Although classical mediation is a confidential and structured procedure to work out win-win solutions and a sustainable consensus on one’s own responsibility by means of a neutral, impartial mediator (e.g. neighborhood disputes, divorce, school, intercultural coexistence, criminal law, etc.), on the other hand business mediation deals mainly with the professional context (e.g. conflicts at the workplace, apprentice mediation, tensions between employees and superiors, disputes between departments, conflicts between shareholders, legal disputes between two and/or more companies, etc.).
Environmental mediation (e.g. mediation in the public sector) in infrastructure projects (e.g. road construction, high-voltage power lines, airport, etc.) can also be understood as a type of commercial mediation.
Both types of mediation have in common that mediators work with individuals who are embedded in a system, whereby possible solutions are limited by external influencing factors (e.g. laws, framework conditions). The challenge of a business mediator who has experience in business life is to recognize these interdependencies and interconnections.
The seven classic principles of mediation can also be a particular challenge in business mediation and can have a significant impact on success:
Directive 2008/52/EC of the European Parliament and of the Council of 21 May 2008 on certain aspects of mediation in civil and commercial matters has been regulated in Germany by the legal basis for the mediation process since 2012 in the Mediation Act (MediationsG). The Mediation Act contains regulations on who may call themselves a certified mediator, what mediation or a mediator is and what rights and obligations the mediator has in the mediation process.
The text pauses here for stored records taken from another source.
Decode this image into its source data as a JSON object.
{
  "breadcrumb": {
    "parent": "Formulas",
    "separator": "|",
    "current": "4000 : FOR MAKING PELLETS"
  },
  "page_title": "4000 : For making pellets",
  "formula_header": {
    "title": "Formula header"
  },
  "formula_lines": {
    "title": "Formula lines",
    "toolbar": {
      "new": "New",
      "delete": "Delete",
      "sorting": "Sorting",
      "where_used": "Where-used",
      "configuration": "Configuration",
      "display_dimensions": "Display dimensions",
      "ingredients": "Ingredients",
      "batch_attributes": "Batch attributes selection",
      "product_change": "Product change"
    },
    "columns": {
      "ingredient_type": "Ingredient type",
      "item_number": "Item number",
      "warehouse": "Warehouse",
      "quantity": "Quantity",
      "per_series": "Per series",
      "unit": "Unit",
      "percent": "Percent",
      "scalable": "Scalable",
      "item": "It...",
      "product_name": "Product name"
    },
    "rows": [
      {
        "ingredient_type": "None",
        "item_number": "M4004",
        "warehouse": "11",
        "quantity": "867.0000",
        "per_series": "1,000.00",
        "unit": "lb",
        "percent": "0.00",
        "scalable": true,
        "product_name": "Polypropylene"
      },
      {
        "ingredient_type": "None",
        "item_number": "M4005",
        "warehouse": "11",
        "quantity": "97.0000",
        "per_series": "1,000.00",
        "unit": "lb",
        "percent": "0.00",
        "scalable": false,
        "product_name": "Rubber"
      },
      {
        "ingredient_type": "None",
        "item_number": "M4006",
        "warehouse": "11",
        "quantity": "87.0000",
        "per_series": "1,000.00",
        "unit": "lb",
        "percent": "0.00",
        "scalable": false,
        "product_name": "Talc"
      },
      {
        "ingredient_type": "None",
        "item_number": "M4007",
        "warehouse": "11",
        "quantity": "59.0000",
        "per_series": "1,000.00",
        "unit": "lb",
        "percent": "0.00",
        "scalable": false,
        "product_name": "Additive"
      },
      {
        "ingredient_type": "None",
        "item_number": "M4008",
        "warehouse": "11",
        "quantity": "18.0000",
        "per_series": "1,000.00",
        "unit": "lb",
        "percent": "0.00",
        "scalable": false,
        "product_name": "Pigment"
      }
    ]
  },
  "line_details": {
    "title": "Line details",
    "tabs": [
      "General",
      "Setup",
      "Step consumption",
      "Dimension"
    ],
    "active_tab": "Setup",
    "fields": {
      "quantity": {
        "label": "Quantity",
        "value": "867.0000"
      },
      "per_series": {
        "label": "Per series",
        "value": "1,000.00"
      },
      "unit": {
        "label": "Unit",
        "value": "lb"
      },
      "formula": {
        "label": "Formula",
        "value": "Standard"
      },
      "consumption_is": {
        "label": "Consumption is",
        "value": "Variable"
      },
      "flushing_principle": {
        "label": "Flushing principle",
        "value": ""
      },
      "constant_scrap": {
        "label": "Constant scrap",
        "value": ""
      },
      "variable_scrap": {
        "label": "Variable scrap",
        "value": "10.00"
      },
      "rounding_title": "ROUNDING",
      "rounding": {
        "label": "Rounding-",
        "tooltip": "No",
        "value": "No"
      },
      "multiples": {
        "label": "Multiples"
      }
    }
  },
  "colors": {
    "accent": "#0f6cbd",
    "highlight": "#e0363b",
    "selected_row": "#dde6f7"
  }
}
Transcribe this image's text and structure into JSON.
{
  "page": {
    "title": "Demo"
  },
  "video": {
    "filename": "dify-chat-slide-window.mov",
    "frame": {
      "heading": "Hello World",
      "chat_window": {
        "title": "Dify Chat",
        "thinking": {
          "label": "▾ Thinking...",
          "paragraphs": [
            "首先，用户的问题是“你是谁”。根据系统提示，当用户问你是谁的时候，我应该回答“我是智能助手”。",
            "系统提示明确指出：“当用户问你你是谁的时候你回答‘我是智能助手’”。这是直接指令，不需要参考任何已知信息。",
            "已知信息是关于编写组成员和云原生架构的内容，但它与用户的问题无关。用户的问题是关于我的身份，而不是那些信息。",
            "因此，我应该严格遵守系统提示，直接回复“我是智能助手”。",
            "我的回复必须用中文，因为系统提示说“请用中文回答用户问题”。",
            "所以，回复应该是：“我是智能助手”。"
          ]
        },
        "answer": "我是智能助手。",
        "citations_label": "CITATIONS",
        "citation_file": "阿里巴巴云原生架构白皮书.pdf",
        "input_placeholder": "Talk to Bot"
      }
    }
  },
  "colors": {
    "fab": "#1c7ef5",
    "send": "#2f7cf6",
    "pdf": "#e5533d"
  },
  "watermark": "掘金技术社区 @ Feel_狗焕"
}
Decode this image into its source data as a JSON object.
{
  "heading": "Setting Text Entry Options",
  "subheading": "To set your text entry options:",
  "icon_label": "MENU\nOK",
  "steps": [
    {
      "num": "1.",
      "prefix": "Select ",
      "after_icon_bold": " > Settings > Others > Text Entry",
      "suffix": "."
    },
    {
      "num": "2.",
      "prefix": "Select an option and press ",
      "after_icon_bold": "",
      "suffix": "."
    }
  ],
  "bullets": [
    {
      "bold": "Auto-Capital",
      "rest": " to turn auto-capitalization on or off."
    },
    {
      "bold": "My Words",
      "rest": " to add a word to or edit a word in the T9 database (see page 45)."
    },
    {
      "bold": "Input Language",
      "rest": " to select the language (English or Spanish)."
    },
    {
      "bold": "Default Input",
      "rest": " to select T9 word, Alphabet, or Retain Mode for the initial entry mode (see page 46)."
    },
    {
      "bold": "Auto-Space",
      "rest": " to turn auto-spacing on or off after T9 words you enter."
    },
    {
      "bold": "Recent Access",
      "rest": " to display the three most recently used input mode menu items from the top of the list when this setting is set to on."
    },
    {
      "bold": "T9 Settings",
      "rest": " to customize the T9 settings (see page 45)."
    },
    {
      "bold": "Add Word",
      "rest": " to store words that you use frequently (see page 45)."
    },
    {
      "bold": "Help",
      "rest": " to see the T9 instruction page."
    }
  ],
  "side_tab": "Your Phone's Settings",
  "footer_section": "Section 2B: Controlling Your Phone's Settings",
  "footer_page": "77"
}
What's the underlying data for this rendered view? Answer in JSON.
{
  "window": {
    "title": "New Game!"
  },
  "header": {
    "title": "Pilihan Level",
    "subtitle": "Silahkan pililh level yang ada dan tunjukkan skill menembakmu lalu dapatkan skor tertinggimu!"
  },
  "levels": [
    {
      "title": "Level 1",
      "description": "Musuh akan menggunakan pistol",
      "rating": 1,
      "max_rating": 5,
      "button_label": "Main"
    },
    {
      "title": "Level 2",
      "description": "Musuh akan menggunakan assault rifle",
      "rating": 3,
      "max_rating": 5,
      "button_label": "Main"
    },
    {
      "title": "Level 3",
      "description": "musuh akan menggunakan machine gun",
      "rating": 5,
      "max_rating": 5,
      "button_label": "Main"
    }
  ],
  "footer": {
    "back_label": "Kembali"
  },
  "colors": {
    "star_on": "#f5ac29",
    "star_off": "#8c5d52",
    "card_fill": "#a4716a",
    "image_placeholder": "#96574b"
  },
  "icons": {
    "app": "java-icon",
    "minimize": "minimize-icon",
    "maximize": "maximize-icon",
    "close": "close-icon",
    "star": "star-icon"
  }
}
In Austria, on the other hand, the EU Directive is implemented by the Federal Act on Mediation in Civil Matters (Zivilrechts-Mediations-Gesetz – ZivMediatG), which contains much more extensive regulations than its German counterpart.
Outside the EU – if one considers the German-speaking area – there is currently no specific law on mediation in Switzerland. The ZPO Civil Procedure Code regulates the relationship of mediation to civil procedure. At the request of all parties, mediation can take the place of conciliation. In Liechtenstein, on the other hand, there is the Law of December 15, 2004 on Mediation in Civil Matters (Zivilrechts-Mediations-Gesetz; ZMG).
The goals of the business mediation department (as a field of expertise) are:
Possible topics that are addressed within the scope of this section business mediation are: